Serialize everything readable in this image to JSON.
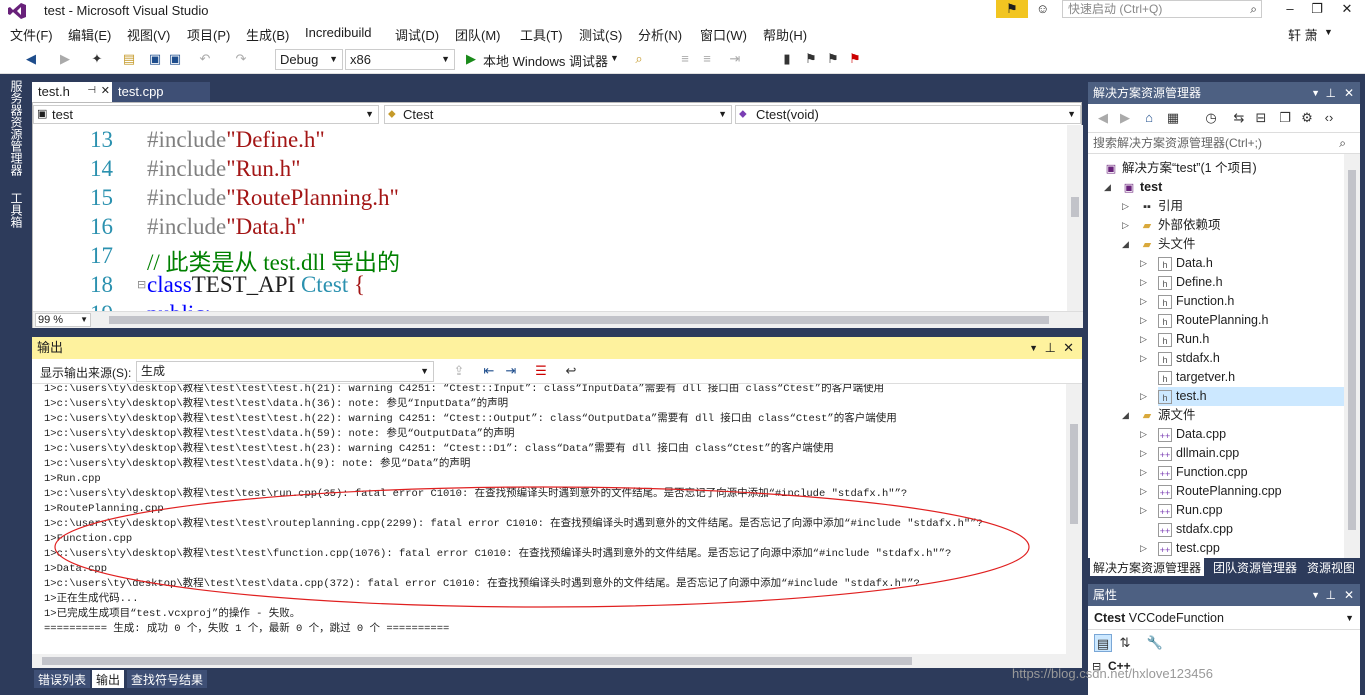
{
  "titlebar": {
    "title": "test - Microsoft Visual Studio",
    "quick_launch_placeholder": "快速启动 (Ctrl+Q)"
  },
  "menu": [
    "文件(F)",
    "编辑(E)",
    "视图(V)",
    "项目(P)",
    "生成(B)",
    "Incredibuild",
    "调试(D)",
    "团队(M)",
    "工具(T)",
    "测试(S)",
    "分析(N)",
    "窗口(W)",
    "帮助(H)"
  ],
  "user": "轩 萧",
  "toolbar": {
    "config": "Debug",
    "platform": "x86",
    "run_label": "本地 Windows 调试器"
  },
  "left_tabs": [
    "服务器资源管理器",
    "工具箱"
  ],
  "doc_tabs": [
    {
      "label": "test.h",
      "active": true
    },
    {
      "label": "test.cpp",
      "active": false
    }
  ],
  "navbar": {
    "project": "test",
    "class": "Ctest",
    "member": "Ctest(void)"
  },
  "code_lines": [
    {
      "n": "13",
      "parts": [
        [
          "pp",
          "#include"
        ],
        [
          "str",
          "\"Define.h\""
        ]
      ]
    },
    {
      "n": "14",
      "parts": [
        [
          "pp",
          "#include"
        ],
        [
          "str",
          "\"Run.h\""
        ]
      ]
    },
    {
      "n": "15",
      "parts": [
        [
          "pp",
          "#include"
        ],
        [
          "str",
          "\"RoutePlanning.h\""
        ]
      ]
    },
    {
      "n": "16",
      "parts": [
        [
          "pp",
          "#include"
        ],
        [
          "str",
          "\"Data.h\""
        ]
      ]
    },
    {
      "n": "17",
      "parts": [
        [
          "cm",
          "// 此类是从 test.dll 导出的"
        ]
      ]
    },
    {
      "n": "18",
      "parts": [
        [
          "kw",
          "class"
        ],
        [
          "",
          "TEST_API "
        ],
        [
          "ty",
          "Ctest"
        ],
        [
          "str",
          " {"
        ]
      ]
    },
    {
      "n": "19",
      "parts": [
        [
          "kw",
          "public:"
        ]
      ]
    }
  ],
  "zoom": "99 %",
  "output": {
    "title": "输出",
    "source_label": "显示输出来源(S):",
    "source_value": "生成",
    "lines": [
      "1>c:\\users\\ty\\desktop\\教程\\test\\test\\test.h(21): warning C4251: “Ctest::Input”: class“InputData”需要有 dll 接口由 class“Ctest”的客户端使用",
      "1>c:\\users\\ty\\desktop\\教程\\test\\test\\data.h(36): note: 参见“InputData”的声明",
      "1>c:\\users\\ty\\desktop\\教程\\test\\test\\test.h(22): warning C4251: “Ctest::Output”: class“OutputData”需要有 dll 接口由 class“Ctest”的客户端使用",
      "1>c:\\users\\ty\\desktop\\教程\\test\\test\\data.h(59): note: 参见“OutputData”的声明",
      "1>c:\\users\\ty\\desktop\\教程\\test\\test\\test.h(23): warning C4251: “Ctest::D1”: class“Data”需要有 dll 接口由 class“Ctest”的客户端使用",
      "1>c:\\users\\ty\\desktop\\教程\\test\\test\\data.h(9): note: 参见“Data”的声明",
      "1>Run.cpp",
      "1>c:\\users\\ty\\desktop\\教程\\test\\test\\run.cpp(35): fatal error C1010: 在查找预编译头时遇到意外的文件结尾。是否忘记了向源中添加“#include \"stdafx.h\"”?",
      "1>RoutePlanning.cpp",
      "1>c:\\users\\ty\\desktop\\教程\\test\\test\\routeplanning.cpp(2299): fatal error C1010: 在查找预编译头时遇到意外的文件结尾。是否忘记了向源中添加“#include \"stdafx.h\"”?",
      "1>Function.cpp",
      "1>c:\\users\\ty\\desktop\\教程\\test\\test\\function.cpp(1076): fatal error C1010: 在查找预编译头时遇到意外的文件结尾。是否忘记了向源中添加“#include \"stdafx.h\"”?",
      "1>Data.cpp",
      "1>c:\\users\\ty\\desktop\\教程\\test\\test\\data.cpp(372): fatal error C1010: 在查找预编译头时遇到意外的文件结尾。是否忘记了向源中添加“#include \"stdafx.h\"”?",
      "1>正在生成代码...",
      "1>已完成生成项目“test.vcxproj”的操作 - 失败。",
      "========== 生成: 成功 0 个，失败 1 个，最新 0 个，跳过 0 个 =========="
    ]
  },
  "bottom_tabs": [
    {
      "label": "错误列表",
      "active": false
    },
    {
      "label": "输出",
      "active": true
    },
    {
      "label": "查找符号结果",
      "active": false
    }
  ],
  "solution_explorer": {
    "title": "解决方案资源管理器",
    "search_placeholder": "搜索解决方案资源管理器(Ctrl+;)",
    "nodes": [
      {
        "label": "解决方案“test”(1 个项目)",
        "depth": 0,
        "twisty": "",
        "icon": "solution-icon",
        "bold": false
      },
      {
        "label": "test",
        "depth": 1,
        "twisty": "◢",
        "icon": "project-icon",
        "bold": true
      },
      {
        "label": "引用",
        "depth": 2,
        "twisty": "▷",
        "icon": "references-icon",
        "bold": false
      },
      {
        "label": "外部依赖项",
        "depth": 2,
        "twisty": "▷",
        "icon": "folder-icon",
        "bold": false
      },
      {
        "label": "头文件",
        "depth": 2,
        "twisty": "◢",
        "icon": "folder-icon",
        "bold": false
      },
      {
        "label": "Data.h",
        "depth": 3,
        "twisty": "▷",
        "icon": "header-file-icon",
        "bold": false
      },
      {
        "label": "Define.h",
        "depth": 3,
        "twisty": "▷",
        "icon": "header-file-icon",
        "bold": false
      },
      {
        "label": "Function.h",
        "depth": 3,
        "twisty": "▷",
        "icon": "header-file-icon",
        "bold": false
      },
      {
        "label": "RoutePlanning.h",
        "depth": 3,
        "twisty": "▷",
        "icon": "header-file-icon",
        "bold": false
      },
      {
        "label": "Run.h",
        "depth": 3,
        "twisty": "▷",
        "icon": "header-file-icon",
        "bold": false
      },
      {
        "label": "stdafx.h",
        "depth": 3,
        "twisty": "▷",
        "icon": "header-file-icon",
        "bold": false
      },
      {
        "label": "targetver.h",
        "depth": 3,
        "twisty": "",
        "icon": "header-file-icon",
        "bold": false
      },
      {
        "label": "test.h",
        "depth": 3,
        "twisty": "▷",
        "icon": "header-file-icon",
        "bold": false,
        "selected": true
      },
      {
        "label": "源文件",
        "depth": 2,
        "twisty": "◢",
        "icon": "folder-icon",
        "bold": false
      },
      {
        "label": "Data.cpp",
        "depth": 3,
        "twisty": "▷",
        "icon": "cpp-file-icon",
        "bold": false
      },
      {
        "label": "dllmain.cpp",
        "depth": 3,
        "twisty": "▷",
        "icon": "cpp-file-icon",
        "bold": false
      },
      {
        "label": "Function.cpp",
        "depth": 3,
        "twisty": "▷",
        "icon": "cpp-file-icon",
        "bold": false
      },
      {
        "label": "RoutePlanning.cpp",
        "depth": 3,
        "twisty": "▷",
        "icon": "cpp-file-icon",
        "bold": false
      },
      {
        "label": "Run.cpp",
        "depth": 3,
        "twisty": "▷",
        "icon": "cpp-file-icon",
        "bold": false
      },
      {
        "label": "stdafx.cpp",
        "depth": 3,
        "twisty": "",
        "icon": "cpp-file-icon",
        "bold": false
      },
      {
        "label": "test.cpp",
        "depth": 3,
        "twisty": "▷",
        "icon": "cpp-file-icon",
        "bold": false
      }
    ],
    "tabs": [
      {
        "label": "解决方案资源管理器",
        "active": true
      },
      {
        "label": "团队资源管理器",
        "active": false
      },
      {
        "label": "资源视图",
        "active": false
      }
    ]
  },
  "properties": {
    "title": "属性",
    "object_bold": "Ctest",
    "object_type": "VCCodeFunction",
    "category": "C++"
  },
  "watermark": "https://blog.csdn.net/hxlove123456",
  "colors": {
    "accent": "#2d3b5b",
    "output_header": "#fef29e",
    "selection": "#cce8ff",
    "annotation_ellipse": "#e02020"
  }
}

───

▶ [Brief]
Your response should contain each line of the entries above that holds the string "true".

▶ [Solution for this exercise]
      "active": true
      "active": true
        "bold": true
        "selected": true
        "active": true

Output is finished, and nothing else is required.